Matthew Roberts and Elías Snær Einarsson, two developers who have been active in the crypto space, recently proposed and published a new technology known as timechain.
Simply put, the timechain is a chain of keys that can be used by anyone to encrypt any information for a certain period of time. It introduces proper incentives for the people who create and maintain the chain, hence the system is considered a decentralized autonomous company (DAC).
The idea received quite some attention, as it claims to offer genuine security improvements for the crypto space. A lot of people have made attempts to use the element of time in cryptography, as it can solve many daily problems. Think of a trustless auction where people’s bids are revealed after a specific amount of time without relying on any third party.
But how can we tie cryptography, the science of secrets, with time?
Cryptography and Time
Machines, despite being fast compared to humans, require a processing time for completing actions. A more complicated process results in more computations by a machine, which obviously requires more time to be completed. One good example can be bitcoin mining, which requires roughly 10 minutes for miners to compute the puzzle and propose a block to the blockchain.
So assuming we use a known input and generate an output using this complicated, long-running process like continuous hashing (Hashing is perfect since it’s a one way function and can’t be inverted) by machines and then use the generated output as an input in the science of cryptography, for example using the output as a cryptographic key to encrypt information.
Once the encryption is completed, if we can get rid of the output that was generated earlier, we are only left with that known input, with which we started off. Decrypting that information can only be done with the output that we got rid of and the only way to generate that output now is to apply that long-running process again to the input.
Therefore, now we can consider our information time-locked. The time that is required to unlock that information is the time needed to generate that output again. This is the basic concept time-locked encryption that was proposed in 1996 by Rivest and Shamir (two of the well-known cartographers of all time).
Time-lock encryption has two steps. First step is to time-lock an input using a long-running process and the second step is to redo that process to achieve the same number again. The first step can be done using parallel processing concurrently to speed the process up whereas the second step can only be done in sequence to find the right output.
So now the question is who’s going to perform this long running process?
Maintaining the Timechain
Timechain creates a process that anyone can participate in, just like mining, and generates a chain of locked numbers roughly every five minutes.
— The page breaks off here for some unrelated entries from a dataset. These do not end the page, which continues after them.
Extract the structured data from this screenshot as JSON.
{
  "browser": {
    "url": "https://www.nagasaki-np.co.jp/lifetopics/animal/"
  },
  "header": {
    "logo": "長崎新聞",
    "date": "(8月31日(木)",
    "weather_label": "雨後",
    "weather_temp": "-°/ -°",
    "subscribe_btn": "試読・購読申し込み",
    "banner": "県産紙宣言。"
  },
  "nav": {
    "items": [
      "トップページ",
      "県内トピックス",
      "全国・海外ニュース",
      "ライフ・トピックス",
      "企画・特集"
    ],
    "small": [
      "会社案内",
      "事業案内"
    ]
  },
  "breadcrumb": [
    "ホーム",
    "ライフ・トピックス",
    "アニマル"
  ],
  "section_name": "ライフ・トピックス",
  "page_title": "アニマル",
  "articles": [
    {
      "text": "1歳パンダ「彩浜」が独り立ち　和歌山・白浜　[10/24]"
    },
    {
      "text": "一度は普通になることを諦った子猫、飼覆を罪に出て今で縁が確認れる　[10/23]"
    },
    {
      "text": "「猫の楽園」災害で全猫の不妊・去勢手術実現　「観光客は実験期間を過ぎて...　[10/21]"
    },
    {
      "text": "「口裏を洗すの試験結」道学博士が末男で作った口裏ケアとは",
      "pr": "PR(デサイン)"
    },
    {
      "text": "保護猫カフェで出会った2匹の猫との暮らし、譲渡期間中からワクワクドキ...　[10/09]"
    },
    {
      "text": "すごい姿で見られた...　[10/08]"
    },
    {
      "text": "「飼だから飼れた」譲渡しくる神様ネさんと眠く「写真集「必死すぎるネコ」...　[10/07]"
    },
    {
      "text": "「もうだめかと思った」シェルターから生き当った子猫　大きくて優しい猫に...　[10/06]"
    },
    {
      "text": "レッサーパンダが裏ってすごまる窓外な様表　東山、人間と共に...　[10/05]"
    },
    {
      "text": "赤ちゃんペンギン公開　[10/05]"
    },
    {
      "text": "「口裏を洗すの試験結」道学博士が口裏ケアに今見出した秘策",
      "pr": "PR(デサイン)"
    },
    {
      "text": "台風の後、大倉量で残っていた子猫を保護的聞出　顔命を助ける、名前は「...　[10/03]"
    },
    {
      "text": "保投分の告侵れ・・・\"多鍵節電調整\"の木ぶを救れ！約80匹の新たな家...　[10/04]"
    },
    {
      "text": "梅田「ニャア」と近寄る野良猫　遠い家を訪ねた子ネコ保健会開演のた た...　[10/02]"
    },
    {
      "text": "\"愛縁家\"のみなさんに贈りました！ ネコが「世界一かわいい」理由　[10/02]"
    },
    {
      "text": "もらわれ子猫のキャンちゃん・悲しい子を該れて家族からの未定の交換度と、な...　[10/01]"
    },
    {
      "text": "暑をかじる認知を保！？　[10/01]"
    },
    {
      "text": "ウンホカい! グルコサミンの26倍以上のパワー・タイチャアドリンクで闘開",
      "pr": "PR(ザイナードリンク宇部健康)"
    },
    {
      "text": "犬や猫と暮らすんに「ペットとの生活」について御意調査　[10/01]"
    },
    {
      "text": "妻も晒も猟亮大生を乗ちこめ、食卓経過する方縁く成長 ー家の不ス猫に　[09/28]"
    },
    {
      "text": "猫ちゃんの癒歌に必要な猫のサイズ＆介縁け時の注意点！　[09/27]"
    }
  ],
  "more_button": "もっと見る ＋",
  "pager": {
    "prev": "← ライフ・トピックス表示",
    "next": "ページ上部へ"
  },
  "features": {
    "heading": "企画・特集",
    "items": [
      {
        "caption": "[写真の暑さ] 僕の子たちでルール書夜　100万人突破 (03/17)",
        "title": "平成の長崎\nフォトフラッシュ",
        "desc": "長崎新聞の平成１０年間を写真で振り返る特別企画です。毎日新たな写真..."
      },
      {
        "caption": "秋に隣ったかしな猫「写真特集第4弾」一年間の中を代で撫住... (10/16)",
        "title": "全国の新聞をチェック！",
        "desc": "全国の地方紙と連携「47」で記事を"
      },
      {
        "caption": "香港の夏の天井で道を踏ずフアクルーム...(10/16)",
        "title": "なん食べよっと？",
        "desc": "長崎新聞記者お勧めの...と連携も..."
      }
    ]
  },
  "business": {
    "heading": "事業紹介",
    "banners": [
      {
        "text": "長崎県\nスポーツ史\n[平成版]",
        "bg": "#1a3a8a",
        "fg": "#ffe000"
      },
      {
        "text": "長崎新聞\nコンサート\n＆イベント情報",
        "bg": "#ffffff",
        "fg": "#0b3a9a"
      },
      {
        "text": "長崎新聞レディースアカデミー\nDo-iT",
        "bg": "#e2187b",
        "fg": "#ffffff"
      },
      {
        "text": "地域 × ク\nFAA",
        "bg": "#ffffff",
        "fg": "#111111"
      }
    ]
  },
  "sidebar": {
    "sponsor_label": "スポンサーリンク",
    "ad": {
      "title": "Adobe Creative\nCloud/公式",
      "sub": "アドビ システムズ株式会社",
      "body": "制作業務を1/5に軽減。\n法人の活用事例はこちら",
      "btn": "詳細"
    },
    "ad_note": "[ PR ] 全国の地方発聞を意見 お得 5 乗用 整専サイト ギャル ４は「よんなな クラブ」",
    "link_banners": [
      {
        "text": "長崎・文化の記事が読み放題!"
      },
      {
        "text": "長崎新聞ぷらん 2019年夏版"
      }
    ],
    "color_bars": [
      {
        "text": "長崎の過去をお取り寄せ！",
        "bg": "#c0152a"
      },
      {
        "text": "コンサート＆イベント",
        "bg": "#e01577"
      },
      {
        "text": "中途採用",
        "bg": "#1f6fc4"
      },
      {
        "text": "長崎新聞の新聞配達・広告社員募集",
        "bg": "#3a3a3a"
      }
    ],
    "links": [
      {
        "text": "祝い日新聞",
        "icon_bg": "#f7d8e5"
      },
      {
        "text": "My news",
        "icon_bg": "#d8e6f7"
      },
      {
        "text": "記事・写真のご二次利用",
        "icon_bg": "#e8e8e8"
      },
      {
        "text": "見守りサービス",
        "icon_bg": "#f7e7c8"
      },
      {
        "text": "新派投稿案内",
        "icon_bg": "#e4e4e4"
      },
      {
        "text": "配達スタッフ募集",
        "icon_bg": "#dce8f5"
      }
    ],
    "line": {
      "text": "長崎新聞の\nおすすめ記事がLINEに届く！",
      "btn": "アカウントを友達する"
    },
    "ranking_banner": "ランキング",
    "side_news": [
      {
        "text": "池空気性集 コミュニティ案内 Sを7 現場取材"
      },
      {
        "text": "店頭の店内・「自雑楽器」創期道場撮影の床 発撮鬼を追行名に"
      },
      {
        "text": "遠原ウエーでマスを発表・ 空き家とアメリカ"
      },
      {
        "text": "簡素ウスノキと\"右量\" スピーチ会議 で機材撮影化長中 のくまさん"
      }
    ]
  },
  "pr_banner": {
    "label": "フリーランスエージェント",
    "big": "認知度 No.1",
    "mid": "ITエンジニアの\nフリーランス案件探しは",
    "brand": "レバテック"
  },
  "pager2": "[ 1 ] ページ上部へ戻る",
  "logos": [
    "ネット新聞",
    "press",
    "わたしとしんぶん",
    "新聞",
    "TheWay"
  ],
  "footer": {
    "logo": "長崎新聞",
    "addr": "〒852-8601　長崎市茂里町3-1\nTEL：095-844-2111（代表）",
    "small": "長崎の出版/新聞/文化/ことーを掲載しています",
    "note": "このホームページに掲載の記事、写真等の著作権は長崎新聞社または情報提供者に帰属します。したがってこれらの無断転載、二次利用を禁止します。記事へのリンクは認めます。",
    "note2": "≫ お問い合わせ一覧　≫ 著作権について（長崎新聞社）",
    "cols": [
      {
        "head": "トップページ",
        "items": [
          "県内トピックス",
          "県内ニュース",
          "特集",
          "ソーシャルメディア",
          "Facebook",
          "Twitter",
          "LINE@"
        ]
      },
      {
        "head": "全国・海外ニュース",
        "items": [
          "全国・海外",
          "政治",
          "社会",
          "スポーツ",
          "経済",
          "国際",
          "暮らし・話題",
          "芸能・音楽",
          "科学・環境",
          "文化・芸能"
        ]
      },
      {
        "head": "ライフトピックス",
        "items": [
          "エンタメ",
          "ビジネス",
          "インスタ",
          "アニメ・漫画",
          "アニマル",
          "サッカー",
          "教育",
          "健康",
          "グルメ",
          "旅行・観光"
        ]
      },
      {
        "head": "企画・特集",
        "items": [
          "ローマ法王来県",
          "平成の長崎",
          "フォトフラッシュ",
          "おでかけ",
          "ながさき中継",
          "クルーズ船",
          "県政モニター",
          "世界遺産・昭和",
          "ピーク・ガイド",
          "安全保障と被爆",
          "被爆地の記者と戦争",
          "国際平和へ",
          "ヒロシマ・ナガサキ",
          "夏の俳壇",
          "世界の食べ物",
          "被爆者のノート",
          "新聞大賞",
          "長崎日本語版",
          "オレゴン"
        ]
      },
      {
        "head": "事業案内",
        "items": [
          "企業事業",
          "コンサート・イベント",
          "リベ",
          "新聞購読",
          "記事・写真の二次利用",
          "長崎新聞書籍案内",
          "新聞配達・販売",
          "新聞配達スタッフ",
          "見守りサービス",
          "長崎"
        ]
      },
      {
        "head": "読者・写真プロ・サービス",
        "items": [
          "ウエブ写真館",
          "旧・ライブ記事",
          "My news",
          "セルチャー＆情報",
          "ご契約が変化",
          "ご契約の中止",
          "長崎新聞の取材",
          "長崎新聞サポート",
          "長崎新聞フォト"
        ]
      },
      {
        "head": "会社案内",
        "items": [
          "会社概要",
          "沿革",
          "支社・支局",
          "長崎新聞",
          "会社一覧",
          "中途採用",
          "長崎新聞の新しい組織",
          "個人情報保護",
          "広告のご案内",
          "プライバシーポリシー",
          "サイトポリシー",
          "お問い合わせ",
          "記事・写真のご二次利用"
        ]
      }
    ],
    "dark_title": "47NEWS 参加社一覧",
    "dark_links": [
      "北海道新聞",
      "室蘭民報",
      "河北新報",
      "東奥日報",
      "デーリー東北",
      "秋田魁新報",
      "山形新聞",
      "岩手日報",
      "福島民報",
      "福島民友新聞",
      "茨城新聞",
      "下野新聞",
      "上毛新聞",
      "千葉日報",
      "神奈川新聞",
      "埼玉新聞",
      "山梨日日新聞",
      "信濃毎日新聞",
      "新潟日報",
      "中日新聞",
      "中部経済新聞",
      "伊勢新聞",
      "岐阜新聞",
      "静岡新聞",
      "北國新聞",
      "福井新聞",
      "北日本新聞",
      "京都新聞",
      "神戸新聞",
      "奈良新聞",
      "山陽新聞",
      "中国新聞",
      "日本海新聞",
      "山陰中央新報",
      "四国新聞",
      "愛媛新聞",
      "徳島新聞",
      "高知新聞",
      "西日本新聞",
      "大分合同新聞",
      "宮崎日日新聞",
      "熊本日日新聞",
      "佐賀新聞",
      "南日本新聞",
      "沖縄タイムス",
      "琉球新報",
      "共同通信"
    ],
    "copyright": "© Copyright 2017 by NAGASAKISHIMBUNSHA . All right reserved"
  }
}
The incentive for participant is a fee that is paid by those who want to use the service.
CoinTelegraph asked Matthew Roberts about who initially maintains the timechain and what problems can it solve initially. He said:
“To start with: we are. We're building the timechain to solve a very specific problem with smart contracts called transaction malleability. TX malleability effects refund protocols in smart contracts, and in order to fix them you have to rely on third parties to hold private keys. The timechain allows us to provide a refund service for our smart contracts (or anyone’s) which can't be hacked because of how the service is enforced.”
But how do we make sure that those who create these outputs are throwing them away and not storing them? There is no guarantee that those who generate the output using hash functions will delete them. Roberts replied:
“If the service in question wants to keep parts of the timechain around, they can, but it would defeat the security benefits of using a timechain and that wouldn't make much sense to spend so much money on computations and then not generate the timechain correctly. That's not to say that a single timechain should be trusted. In the ideal scenario, you would use your own timechain for things like wallets, and companies would each generate their own. But if you absolutely have to, you can always use a threshold scheme where information is encrypted with multiple timechains in such a way that a threshold can fail without being able to compromise the time-lock.”
Roberts continued by mentioning a few other problems with the current paper. “There's a few more problems left with the timechain that will be fixed in v2 of the paper, like the double-spend problem with financial incentives and our messy blockchain idea,” he said. “Not big issues, just requires us to propagate rewards up the chain and gives the first person who gets to a reward the ability to hide it for around 10 minutes, so they have chance to claim it before another person arrives.”
Ultimately timechain addresses a few security issues and tries to solve these problems by using time-lock encryption and creating a decentralized autonomous corporation with the right incentives for its maintainers to build these time-locked keys.
While it still has a few technical challenges, it certainly holds a lot of promise and we need to wait to see the second paper describing their practical system before judging this technology.